Shell, for example, has a very high employee value proposition (EVP) presence on social media, with some very impressive profiling of employees – women in senior roles, flexible working conditions and so forth.

Woodside is also very strong in this space, as is Origin Energy.

Many of our large resources companies invest heavily in branding and advertising towards female and indigenous workers, often despite low recruiting numbers.

The use of social media technology to promote a company’s ethos is still not universal however, with some still nervous about the risks of having a high social media presence.

It does seem inevitable more and more will start to develop a social presence though, in order to harness the marketing power of social, and project the company’s corporate culture both inwardly to their staff, as well as outward to potential partners and customers.

While the industry is definitely undergoing a period of evolution, hiring practices have not changed right across the board.

Companies are still hiring workers with hands-on skills, and experience, qualifications and safety are still a major focus.

Many are still hiring staff to fulfil traditional roles in the energy sector, and this will certainly continue for the foreseeable future.

Any shift towards a more automated working environment will happen slowly, and the changes will certainly allow scope for the reskilling and upskilling mentioned earlier.

So, as the industry evolves in Australia, employers will continue to adapt their hiring and workplace strategies to include more technical skills, find ways to adopt an integrated solution and policies for a mix of contract and permanent employees, and look at educating existing employees to fulfil new, more technical roles.

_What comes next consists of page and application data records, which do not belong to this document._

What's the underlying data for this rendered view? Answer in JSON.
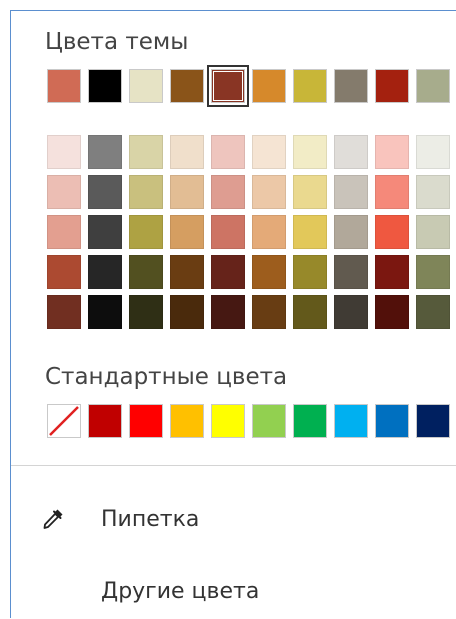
{
  "theme_colors": {
    "title": "Цвета темы",
    "base": [
      {
        "color": "#d06b55",
        "selected": false
      },
      {
        "color": "#000000",
        "selected": false
      },
      {
        "color": "#e6e3c5",
        "selected": false
      },
      {
        "color": "#8a5419",
        "selected": false
      },
      {
        "color": "#893524",
        "selected": true
      },
      {
        "color": "#d6892b",
        "selected": false
      },
      {
        "color": "#c8b638",
        "selected": false
      },
      {
        "color": "#847b6c",
        "selected": false
      },
      {
        "color": "#a4210f",
        "selected": false
      },
      {
        "color": "#a7ac8c",
        "selected": false
      }
    ],
    "tints": [
      [
        "#f5e1dd",
        "#7f7f7f",
        "#d9d4a7",
        "#f0dfcb",
        "#eec5be",
        "#f5e4d3",
        "#f2ecc6",
        "#e0ddd9",
        "#f9c4bd",
        "#ecede6"
      ],
      [
        "#ecbeb4",
        "#5a5a5a",
        "#c9c07e",
        "#e2bd94",
        "#de9d91",
        "#ecc8a7",
        "#ead98f",
        "#c9c3ba",
        "#f5897a",
        "#dadbcd"
      ],
      [
        "#e39f90",
        "#3f3f3f",
        "#aea243",
        "#d59e61",
        "#cd7464",
        "#e4aa78",
        "#e2c85a",
        "#b1a89a",
        "#ef5840",
        "#c8cab3"
      ],
      [
        "#ac4a31",
        "#262626",
        "#525020",
        "#6a3d12",
        "#66231a",
        "#9d5d1d",
        "#97892a",
        "#615a4f",
        "#7b1710",
        "#7f8559"
      ],
      [
        "#712f21",
        "#0d0d0d",
        "#2f2f15",
        "#4a2a0c",
        "#461812",
        "#683d13",
        "#63591b",
        "#403b34",
        "#52100a",
        "#565a3b"
      ]
    ]
  },
  "standard_colors": {
    "title": "Стандартные цвета",
    "items": [
      {
        "color": "#ffffff",
        "name": "no-color"
      },
      {
        "color": "#c00000",
        "name": "dark-red"
      },
      {
        "color": "#ff0000",
        "name": "red"
      },
      {
        "color": "#ffc000",
        "name": "orange"
      },
      {
        "color": "#ffff00",
        "name": "yellow"
      },
      {
        "color": "#92d050",
        "name": "light-green"
      },
      {
        "color": "#00b050",
        "name": "green"
      },
      {
        "color": "#00b0f0",
        "name": "light-blue"
      },
      {
        "color": "#0070c0",
        "name": "blue"
      },
      {
        "color": "#002060",
        "name": "dark-blue"
      }
    ]
  },
  "menu": {
    "eyedropper_label": "Пипетка",
    "eyedropper_icon": "eyedropper-icon",
    "more_colors_label": "Другие цвета"
  }
}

However, changes are taking place at a pace that will allow long-term employees at many companies to find a new niche, and adapt their experience to suit an evolving role, rather than being replaced by contract workers and new, technical-skilled staff.